The No. 1 countermeasure? Intelligent runtime protection: i.e., technology built into an application or application runtime environment that controls application execution, detecting vulnerabilities and preventing real-time attacks by detecting, blocking and mitigating attacks immediately, protecting applications as they run in real time by analyzing both application behavior and context.
In other words, runtime protection enables an application to monitor its own behavior, thereby protecting the application from data theft, malicious inputs and behavior, all without human intervention.
Follow the money
A majority of FIs — 72% of those that participated in the Cyber Banks Heist research — are planning to invest more in Application Security (AppSec) in the coming year, according to the Cyber Bank Heists report. That makes sense: According to the Verizon Data Breach Investigations Report (DBIR), application attacks are the attack vector of choice for cybercrime cartels.
In the past, FIs have been overly reliant on Web Application Firewalls (WAFs) to defend against the onslaught of application attacks, the report contends. WAFs, unfortunately, don’t cut it: the crooks know that WAFs can be bypassed by attacks that push into backend systems such as Message Queue (MQ), thereby enabling attacks to enter applications and application programing interfaces (APIs) without having to go through a WAF — just one of multiple ways to bypass WAFs.
Cracking down on fintech vendors
The report also found that fewer FIs are putting up with shoddy security practices in their vendors — shoddy security that can lead to island-hopping attacks, for one thing.

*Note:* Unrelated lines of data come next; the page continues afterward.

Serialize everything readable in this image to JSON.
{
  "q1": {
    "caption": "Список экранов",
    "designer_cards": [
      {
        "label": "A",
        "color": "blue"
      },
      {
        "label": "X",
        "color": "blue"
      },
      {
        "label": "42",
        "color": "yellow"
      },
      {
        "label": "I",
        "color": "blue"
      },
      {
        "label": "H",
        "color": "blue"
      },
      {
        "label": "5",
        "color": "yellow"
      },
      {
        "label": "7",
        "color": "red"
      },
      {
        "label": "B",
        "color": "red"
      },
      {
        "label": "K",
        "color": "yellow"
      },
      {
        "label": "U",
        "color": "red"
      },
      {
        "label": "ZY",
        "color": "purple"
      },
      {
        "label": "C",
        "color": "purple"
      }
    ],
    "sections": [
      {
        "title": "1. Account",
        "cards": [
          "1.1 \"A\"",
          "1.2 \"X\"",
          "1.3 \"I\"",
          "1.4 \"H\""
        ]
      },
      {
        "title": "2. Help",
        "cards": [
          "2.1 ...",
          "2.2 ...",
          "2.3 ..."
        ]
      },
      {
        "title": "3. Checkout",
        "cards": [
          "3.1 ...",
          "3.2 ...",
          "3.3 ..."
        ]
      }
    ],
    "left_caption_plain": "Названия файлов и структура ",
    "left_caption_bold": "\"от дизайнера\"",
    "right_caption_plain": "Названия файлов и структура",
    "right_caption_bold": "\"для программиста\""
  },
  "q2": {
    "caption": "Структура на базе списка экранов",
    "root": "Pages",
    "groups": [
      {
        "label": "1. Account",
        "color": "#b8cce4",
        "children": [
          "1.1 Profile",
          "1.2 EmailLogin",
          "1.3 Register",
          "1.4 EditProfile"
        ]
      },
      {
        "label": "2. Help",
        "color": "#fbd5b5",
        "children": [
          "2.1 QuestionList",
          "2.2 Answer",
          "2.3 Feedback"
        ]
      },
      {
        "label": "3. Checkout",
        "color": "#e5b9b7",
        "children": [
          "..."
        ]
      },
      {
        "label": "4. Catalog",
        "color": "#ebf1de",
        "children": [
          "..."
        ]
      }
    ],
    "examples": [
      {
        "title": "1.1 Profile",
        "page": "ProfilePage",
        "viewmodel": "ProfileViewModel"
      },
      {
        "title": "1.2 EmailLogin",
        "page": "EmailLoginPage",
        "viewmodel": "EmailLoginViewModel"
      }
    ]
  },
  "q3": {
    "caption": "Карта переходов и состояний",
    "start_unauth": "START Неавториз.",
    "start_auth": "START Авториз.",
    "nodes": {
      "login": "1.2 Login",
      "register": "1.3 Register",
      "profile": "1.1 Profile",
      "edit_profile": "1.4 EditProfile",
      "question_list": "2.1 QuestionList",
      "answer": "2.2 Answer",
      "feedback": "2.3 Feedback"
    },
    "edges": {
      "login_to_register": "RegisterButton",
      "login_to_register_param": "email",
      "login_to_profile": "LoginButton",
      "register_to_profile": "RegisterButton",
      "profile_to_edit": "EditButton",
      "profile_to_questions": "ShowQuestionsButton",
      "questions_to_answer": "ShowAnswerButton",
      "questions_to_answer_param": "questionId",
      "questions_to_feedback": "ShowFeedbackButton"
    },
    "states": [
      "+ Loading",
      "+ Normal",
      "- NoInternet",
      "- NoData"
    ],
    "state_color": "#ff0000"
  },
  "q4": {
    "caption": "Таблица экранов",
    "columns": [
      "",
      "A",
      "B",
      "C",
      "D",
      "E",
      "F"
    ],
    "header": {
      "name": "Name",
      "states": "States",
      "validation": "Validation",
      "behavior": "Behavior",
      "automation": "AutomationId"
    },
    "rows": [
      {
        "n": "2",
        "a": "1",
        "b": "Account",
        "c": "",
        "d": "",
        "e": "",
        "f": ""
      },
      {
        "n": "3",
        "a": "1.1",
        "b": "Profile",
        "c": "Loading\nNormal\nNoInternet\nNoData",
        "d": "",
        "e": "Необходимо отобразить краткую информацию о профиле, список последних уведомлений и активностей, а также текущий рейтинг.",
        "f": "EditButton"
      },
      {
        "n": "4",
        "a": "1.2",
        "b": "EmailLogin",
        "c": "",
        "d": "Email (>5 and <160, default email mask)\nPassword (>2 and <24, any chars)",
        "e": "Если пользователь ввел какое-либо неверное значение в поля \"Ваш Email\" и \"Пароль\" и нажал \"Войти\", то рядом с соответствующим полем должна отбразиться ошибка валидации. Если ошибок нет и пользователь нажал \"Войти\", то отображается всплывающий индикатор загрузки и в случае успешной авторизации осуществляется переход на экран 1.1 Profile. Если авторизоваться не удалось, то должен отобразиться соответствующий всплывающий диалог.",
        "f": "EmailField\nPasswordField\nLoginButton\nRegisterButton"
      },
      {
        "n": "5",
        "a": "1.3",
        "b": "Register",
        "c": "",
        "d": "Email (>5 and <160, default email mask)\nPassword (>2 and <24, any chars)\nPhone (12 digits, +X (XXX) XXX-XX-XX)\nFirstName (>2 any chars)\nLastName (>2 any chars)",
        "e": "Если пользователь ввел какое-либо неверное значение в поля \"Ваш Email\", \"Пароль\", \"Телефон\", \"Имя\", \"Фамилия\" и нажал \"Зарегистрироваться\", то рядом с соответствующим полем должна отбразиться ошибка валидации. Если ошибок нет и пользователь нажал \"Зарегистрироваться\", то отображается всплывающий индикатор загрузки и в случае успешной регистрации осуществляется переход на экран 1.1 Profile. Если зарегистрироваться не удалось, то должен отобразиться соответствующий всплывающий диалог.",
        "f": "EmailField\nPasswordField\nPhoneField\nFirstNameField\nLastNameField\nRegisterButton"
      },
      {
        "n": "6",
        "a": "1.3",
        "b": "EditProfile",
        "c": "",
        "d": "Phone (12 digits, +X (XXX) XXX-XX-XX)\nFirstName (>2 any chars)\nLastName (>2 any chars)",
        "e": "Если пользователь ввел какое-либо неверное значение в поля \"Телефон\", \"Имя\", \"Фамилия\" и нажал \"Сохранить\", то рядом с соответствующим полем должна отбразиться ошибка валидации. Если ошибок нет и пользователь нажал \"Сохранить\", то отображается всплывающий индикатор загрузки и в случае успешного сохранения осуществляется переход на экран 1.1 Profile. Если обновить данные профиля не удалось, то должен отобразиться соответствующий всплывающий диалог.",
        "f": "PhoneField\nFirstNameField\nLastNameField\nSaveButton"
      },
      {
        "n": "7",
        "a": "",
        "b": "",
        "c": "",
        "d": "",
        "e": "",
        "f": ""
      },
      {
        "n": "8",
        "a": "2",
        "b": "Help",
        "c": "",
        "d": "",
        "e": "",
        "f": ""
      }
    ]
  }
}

Island hopping attacks entail cybercriminals breaking into trusted suppliers’ networks and systems and then using that access to hop into the systems of their ultimate targets: namely, FIs.
In response, 64% of FIs reported that they’re now mandating cybersecurity requirements for fintech vendors. That’s directly in line with mandates coming down from the U.S. government or financial regulators, with mandated Software Bills of Materials (SBOMs) and security attestation letters being a case in point.
Packing the board with cybersec know-how
As far as governance goes, the report pointed out a persistent problem with FIs: CISOs are still reporting to CIOs. Change, however, is coming, as more and more banks add cybersecurity specialists to their boards of directors, in line with a proposed rule from the Securities and Exchange Commission (SEC) that would require public companies to disclose whether their boards have members with cybersecurity expertise.
Is that as important a defense as, say, having runtime protection?
It’s not a competition. It’s all important. But as the SEC pointed out, investors deserve to know if they're putting their money into companies being governed by a leadership mix that understands the cybersecurity landscape, or if the concept of, say, island hopping just brings blank stares.
Who wants to invest in a cybersecurity-ignorant financial firm? Not me. As the Cyber Bank Heists report shows, the financial sector gets that, and it’s finally coming around to weaving that knowledge into boards of directors as one part of the sector’s cyber armor.
For more insights into how FIs are bolstering cyber defense, download the full report here.